At the time the company was open about trying to make its battery service something that other companies could interoperate with. In countries where scooters are everywhere but no one has a garage to do their own recharging, it was a great idea and if it operated independently across different makes and models it would be a great service for all.

Now Techcrunch reports that Gogoro has new partners on board. Yamaha, Aeon Motors and PGO are all about to launch new scooters to work with Gogoro hardware.

I’ve always hoped the company would succeed. Such a great concept and it would be a shame for others to fight to control end-to-end instead of join forces and make EV more viable for the scooter industry across South-East Asia.

Glad to see it’s happening.

USB-C hubs are finally starting to pick up some steam, and as the range of options grows we’re seeing some well thought out (but not overcooked) versions hit the market.

I’ve loved TwelveSouth accessories for many years. From the classic BookBook cases that made your iPhone or MacBook look like an old leather-bound volume; to the gorgeous Compass iPad stands; to the rest of their stands and accessories for Macs, iPads and iPhones. Yes, they’re all about Apple stuff.

The company’s StayGo USB-C hub features all the key ports you want. 3x USB-A 3.0 ports (one does fast charging); 1x HDMI port; 1x SD + 1x micro-SD slot (not a shared slot); Gigabit Ethernet; power input and power passthrough. All in a subtle dark grey package.

The extra details relate to the way it is setup to give you the cables you need for core usage both at your desk and when you’re on the road. Thus the StayGo. Get it now?

There’s a storage slot for a 6-inch USB-C cable so you’ve always got that main connector cable with you when you need to grab and get gone already.
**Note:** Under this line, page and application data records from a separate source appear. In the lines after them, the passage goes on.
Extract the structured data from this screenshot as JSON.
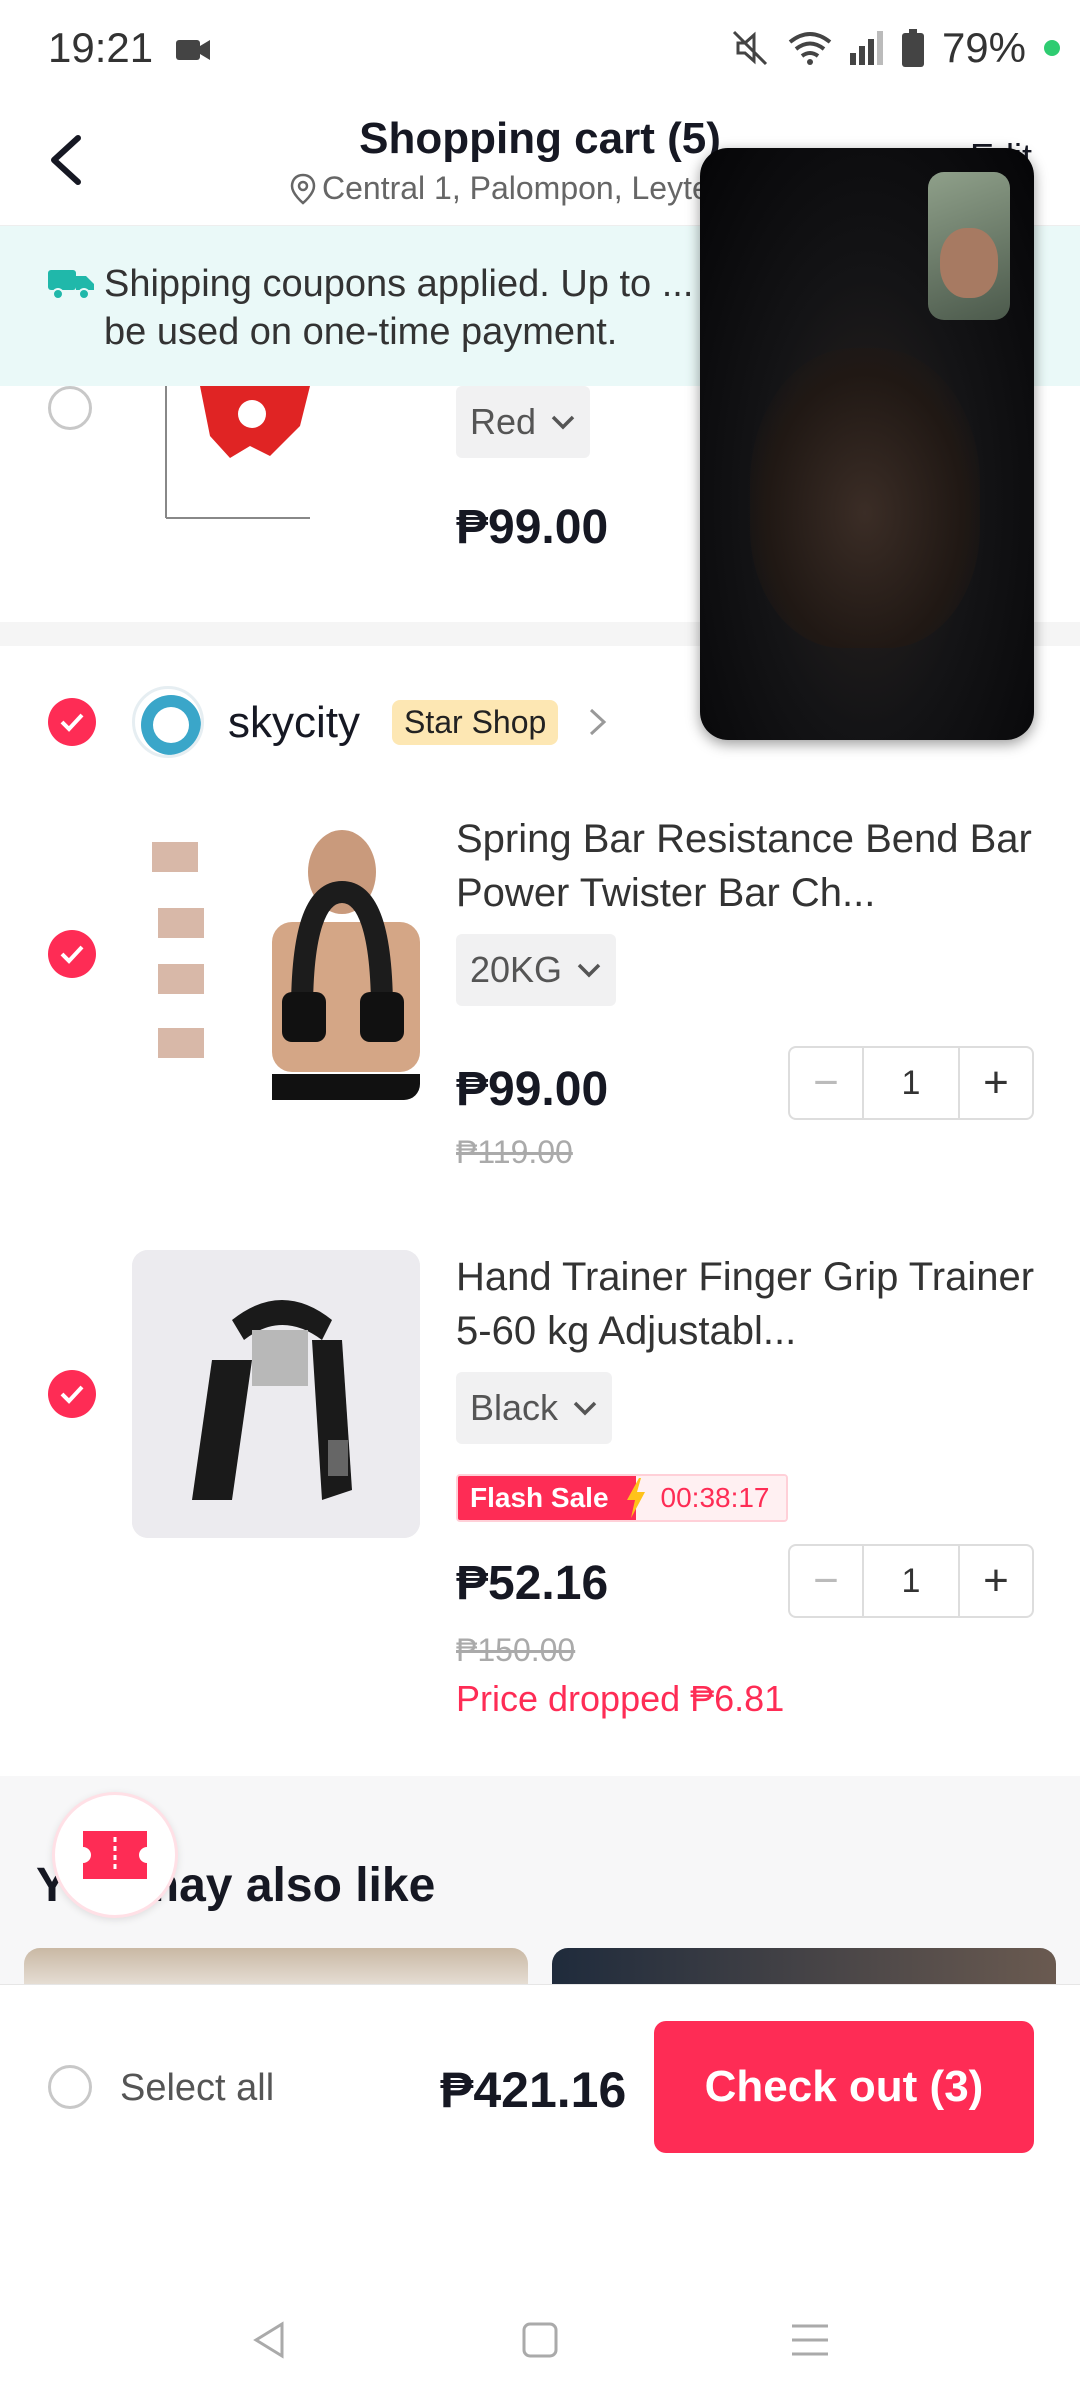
{
  "status_bar": {
    "time": "19:21",
    "battery": "79%"
  },
  "header": {
    "title": "Shopping cart (5)",
    "location": "Central 1, Palompon, Leyte",
    "edit": "Edit"
  },
  "banner": {
    "text": "Shipping coupons applied. Up to ... be used on one-time payment."
  },
  "item0": {
    "variant": "Red",
    "price": "₱99.00"
  },
  "shop": {
    "name": "skycity",
    "badge": "Star Shop"
  },
  "products": [
    {
      "title": "Spring Bar Resistance Bend Bar Power Twister Bar Ch...",
      "variant": "20KG",
      "price": "₱99.00",
      "original_price": "₱119.00",
      "qty": "1"
    },
    {
      "title": "Hand Trainer Finger Grip Trainer 5-60 kg Adjustabl...",
      "variant": "Black",
      "flash_label": "Flash Sale",
      "flash_timer": "00:38:17",
      "price": "₱52.16",
      "original_price": "₱150.00",
      "price_drop": "Price dropped ₱6.81",
      "qty": "1"
    }
  ],
  "recommendations": {
    "title": "You may also like"
  },
  "bottom_bar": {
    "select_all": "Select all",
    "total": "₱421.16",
    "checkout": "Check out (3)"
  },
  "colors": {
    "accent": "#fe2c55",
    "banner_bg": "#eaf9f8",
    "badge_bg": "#fde7b3"
  }
}
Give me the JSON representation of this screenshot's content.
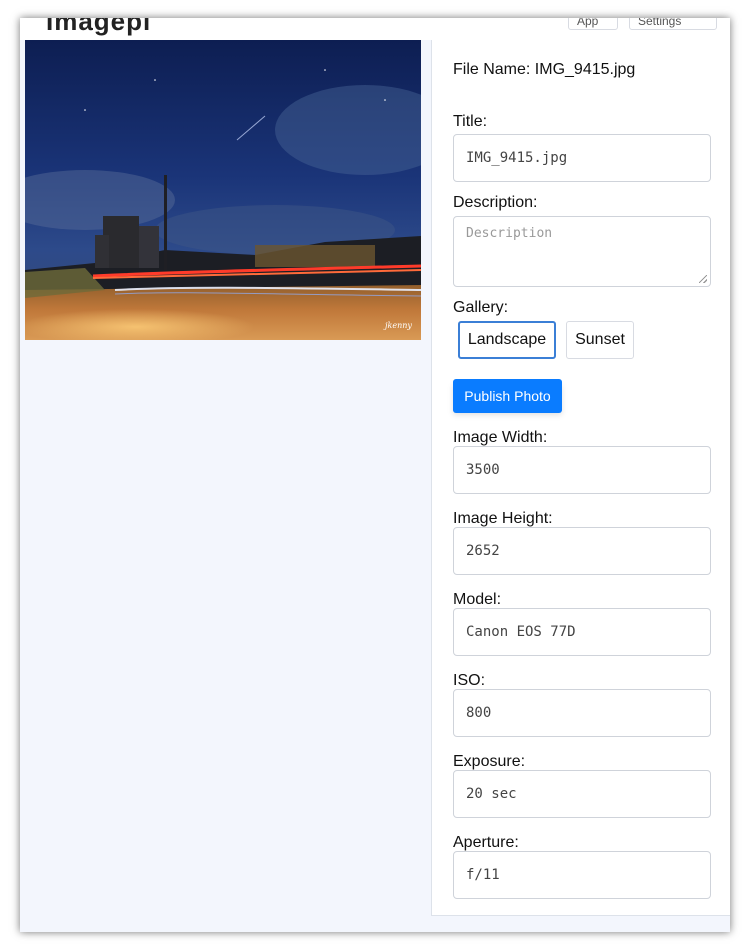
{
  "app": {
    "title": "Imagepi",
    "top_buttons": [
      "App",
      "Settings"
    ]
  },
  "photo": {
    "alt": "Night landscape with light trails",
    "watermark": "jkenny"
  },
  "details": {
    "file_name_label": "File Name: IMG_9415.jpg",
    "title_label": "Title:",
    "title_value": "IMG_9415.jpg",
    "description_label": "Description:",
    "description_placeholder": "Description",
    "gallery_label": "Gallery:",
    "galleries": [
      "Landscape",
      "Sunset"
    ],
    "selected_gallery": "Landscape",
    "publish_label": "Publish Photo",
    "width_label": "Image Width:",
    "width_value": "3500",
    "height_label": "Image Height:",
    "height_value": "2652",
    "model_label": "Model:",
    "model_value": "Canon EOS 77D",
    "iso_label": "ISO:",
    "iso_value": "800",
    "exposure_label": "Exposure:",
    "exposure_value": "20 sec",
    "aperture_label": "Aperture:",
    "aperture_value": "f/11"
  },
  "colors": {
    "primary": "#0a7cff",
    "selected_border": "#3b7fd6",
    "background": "#f3f6fd"
  }
}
The hub itself is metal and TwelveSouth says the design for this cable should keep the cable (and the hub) nice and protected in your bag.

Here’s the video if you want to see the TwelveSouth pitch.

In Australia the StayGo sells for around $179.99.

Alexa not doing it for you? Now you can ask Google to help you out via your Sonos speakers instead. The new features landed in an update on Tuesday night.

Alexa has been available since last year for Sonos One and Sonos Beam speakers. And while you can’t have both at the same time on the same single speaker, if you have more than one of either, or both, or whatever combo, you can have both Alexa and Google Assistant in different parts of the house and they can work together relatively seamlessly.